We need not bother any more about this tempting but illusory and fantastic idea of universal progress. History itself has given judgment on it. The negative powers of human nature, which threaten to destroy all the meaning of life, even the bare physical existence of humanity, have shown themselves with such naked brutality that the idea of universal progress as the solution of the problem of meaning is utterly discredited. This fact can mean one of two things. It can mean the lapse into complete despair about the meaning of life, resignation to the fact that there is no such meaning, that it is better not to ask this question at all but to content oneself with the fragmentary and transient glimpses of meaning, which are inherent in human life and activity. Or it can mean that humanity turns its mind towards the Gospel as the only interpretation of existence, which is, at the same time, both realism without illusion and promise of fulfilment without resignation.

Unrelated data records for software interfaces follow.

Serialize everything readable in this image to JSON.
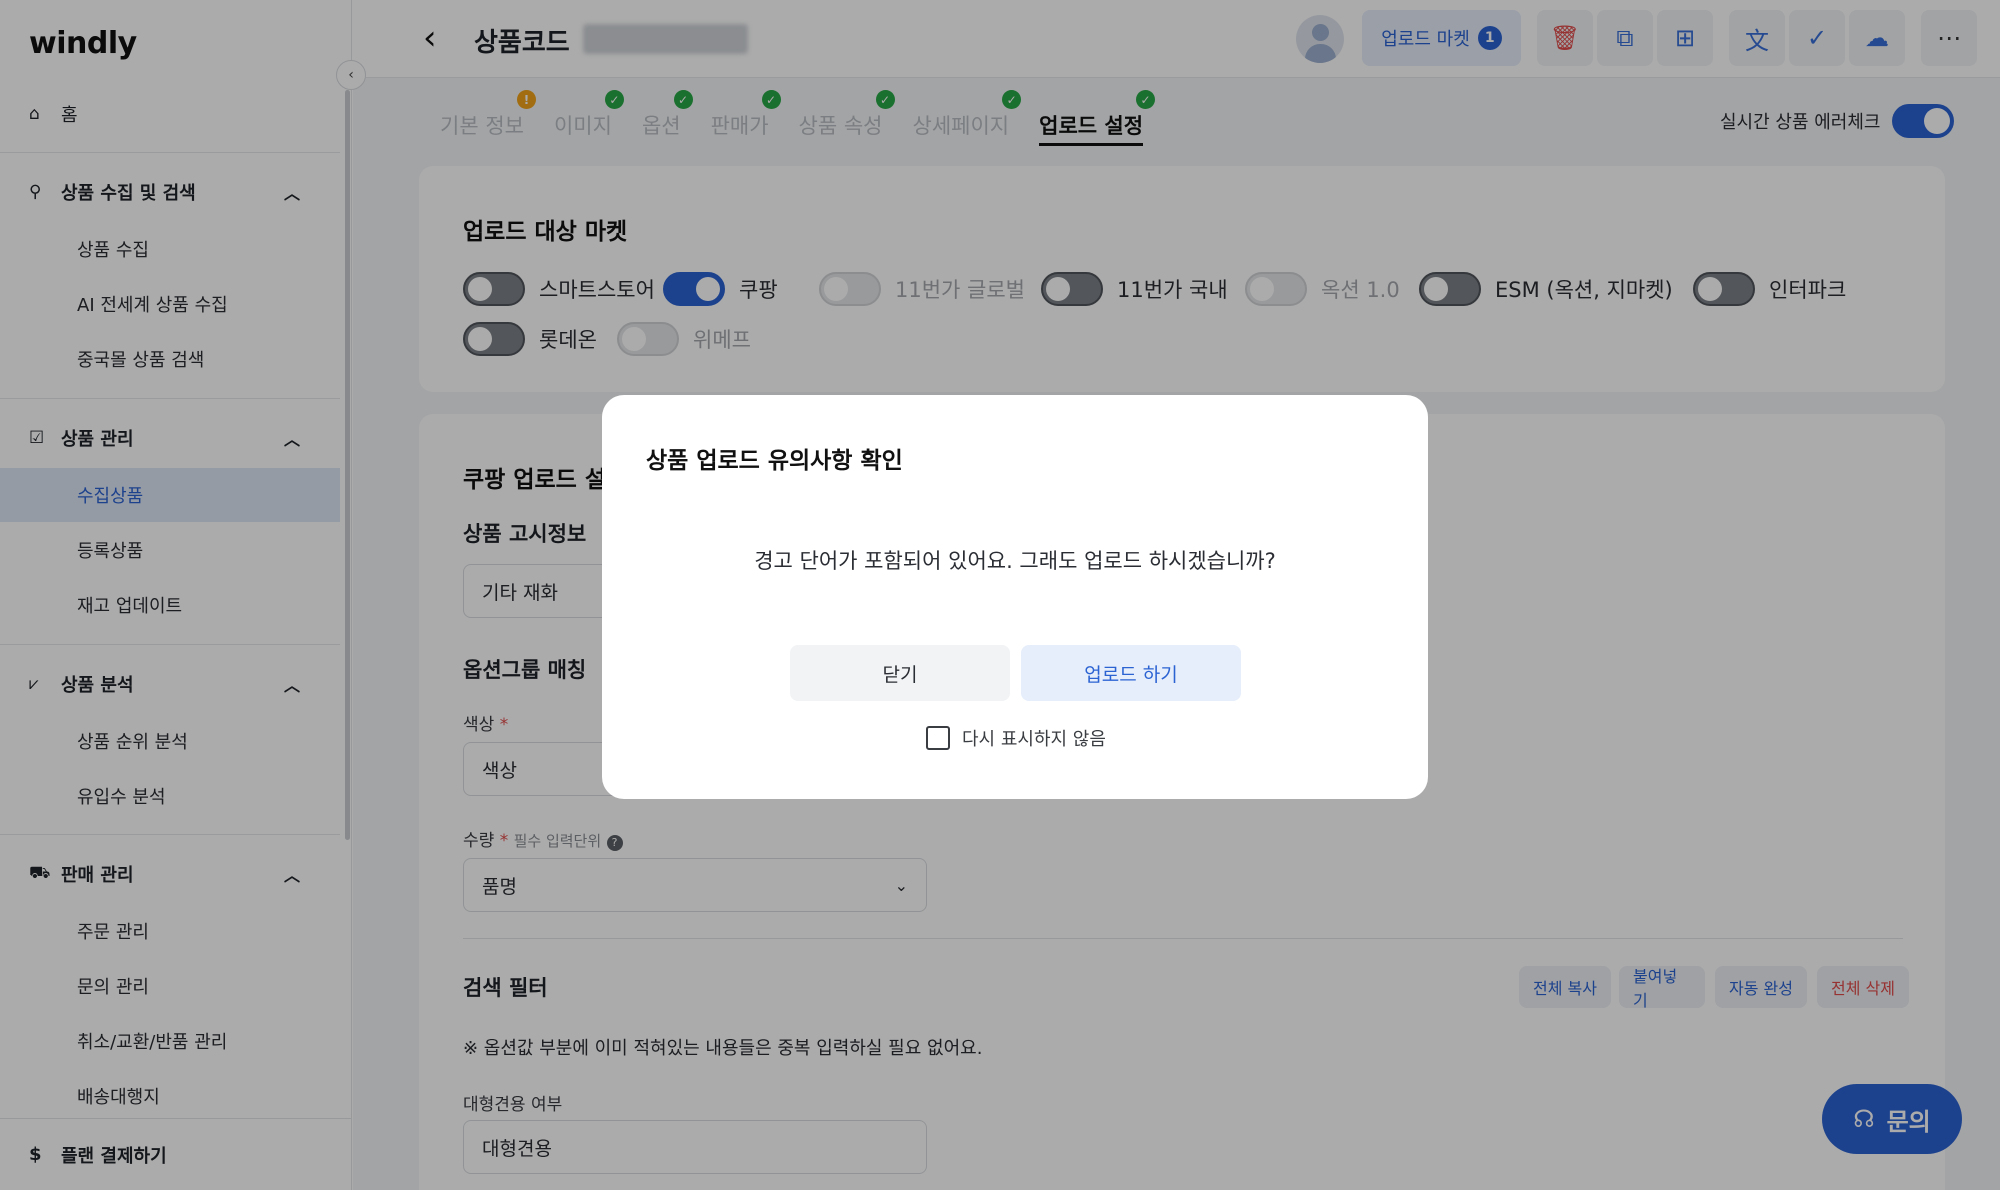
{
  "sidebar": {
    "logo": "windly",
    "home": "홈",
    "sections": [
      {
        "label": "상품 수집 및 검색",
        "items": [
          "상품 수집",
          "AI 전세계 상품 수집",
          "중국몰 상품 검색"
        ]
      },
      {
        "label": "상품 관리",
        "items": [
          "수집상품",
          "등록상품",
          "재고 업데이트"
        ]
      },
      {
        "label": "상품 분석",
        "items": [
          "상품 순위 분석",
          "유입수 분석"
        ]
      },
      {
        "label": "판매 관리",
        "items": [
          "주문 관리",
          "문의 관리",
          "취소/교환/반품 관리",
          "배송대행지"
        ]
      }
    ],
    "bottom": "플랜 결제하기",
    "active_item": "수집상품"
  },
  "header": {
    "title": "상품코드",
    "upload_market_label": "업로드 마켓",
    "upload_market_count": "1"
  },
  "tabs": [
    {
      "label": "기본 정보",
      "status": "warn"
    },
    {
      "label": "이미지",
      "status": "ok"
    },
    {
      "label": "옵션",
      "status": "ok"
    },
    {
      "label": "판매가",
      "status": "ok"
    },
    {
      "label": "상품 속성",
      "status": "ok"
    },
    {
      "label": "상세페이지",
      "status": "ok"
    },
    {
      "label": "업로드 설정",
      "status": "ok",
      "active": true
    }
  ],
  "realtime_check_label": "실시간 상품 에러체크",
  "upload_markets": {
    "title": "업로드 대상 마켓",
    "markets": [
      {
        "label": "스마트스토어",
        "state": "off"
      },
      {
        "label": "쿠팡",
        "state": "on"
      },
      {
        "label": "11번가 글로벌",
        "state": "disabled"
      },
      {
        "label": "11번가 국내",
        "state": "off"
      },
      {
        "label": "옥션 1.0",
        "state": "disabled"
      },
      {
        "label": "ESM (옥션, 지마켓)",
        "state": "off"
      },
      {
        "label": "인터파크",
        "state": "off"
      },
      {
        "label": "롯데온",
        "state": "off"
      },
      {
        "label": "위메프",
        "state": "disabled"
      }
    ]
  },
  "coupang": {
    "title": "쿠팡 업로드 설",
    "notice_title": "상품 고시정보",
    "notice_value": "기타 재화",
    "option_group_title": "옵션그룹 매칭",
    "color_label": "색상",
    "color_value": "색상",
    "qty_label": "수량",
    "qty_hint": "필수 입력단위",
    "qty_value": "품명",
    "filter_title": "검색 필터",
    "filter_buttons": [
      "전체 복사",
      "붙여넣기",
      "자동 완성",
      "전체 삭제"
    ],
    "filter_note": "※ 옵션값 부분에 이미 적혀있는 내용들은 중복 입력하실 필요 없어요.",
    "large_label": "대형견용 여부",
    "large_value": "대형견용"
  },
  "help_button": "문의",
  "modal": {
    "title": "상품 업로드 유의사항 확인",
    "message": "경고 단어가 포함되어 있어요. 그래도 업로드 하시겠습니까?",
    "close_label": "닫기",
    "upload_label": "업로드 하기",
    "dont_show_label": "다시 표시하지 않음"
  },
  "colors": {
    "accent": "#2c63d3",
    "danger": "#e24b4b",
    "ok": "#28a745",
    "warn": "#f0a318"
  }
}
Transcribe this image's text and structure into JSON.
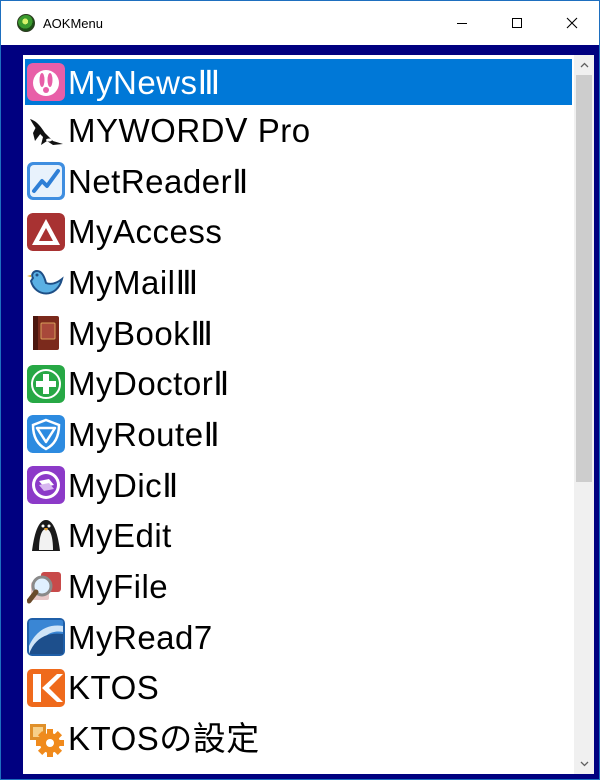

Two things must be said, however, about the Christian faith as solution of the problem of meaning in our time. First, it is not easily come by. Probably it never was. But for centuries it had the advantage of being the accepted creed of the Western world. Whether this was an advantage with respect to its true understanding can be doubted; it certainly had an important bearing on the formation of cultural stability and homogeneity. But this is gone. Christian faith has become, as it has never been since the first centuries of the Christian era, a matter of personal decision. The second point is this. Whilst Christian faith is the same at all times with respect to its foundation and content, it is different in every age as regards the frontier line along which it joins battle. The frontier line of our age is neither that of the first centuries, which was marked by nval religions, nor is it that of the Middle Ages or that of the Reformation era, when it was marked by rival interpretations of its foundation and content. In our time the frontier line is the alternative to a philosophy of despair, hidden in a number of more or less subtle evasions of the problem.10
Apart from these disguises, the question placed before man in our time is quite simple: Despair and pay the price of despair, or believe the Gospel and pay the price of believing! What the price is of gaining the meaning of life, as the Gospel alone gives it, the Gospel makes clear enough. This must be added to what was said about the Christian conception of the meaning of life: such a conception cannot be gained by any theoretical argument. The Gospel will always be rejected when it is misunderstood as merely a satisfactory theory. To understand what it says about the meaning of life, and to see that this is the truth, is identical with that total change of the character and orientation of life which is implied in the words, repentance and faith. It is only in these acts that the Gospel-perspective can be won, and with it the solution of the problem of meaning.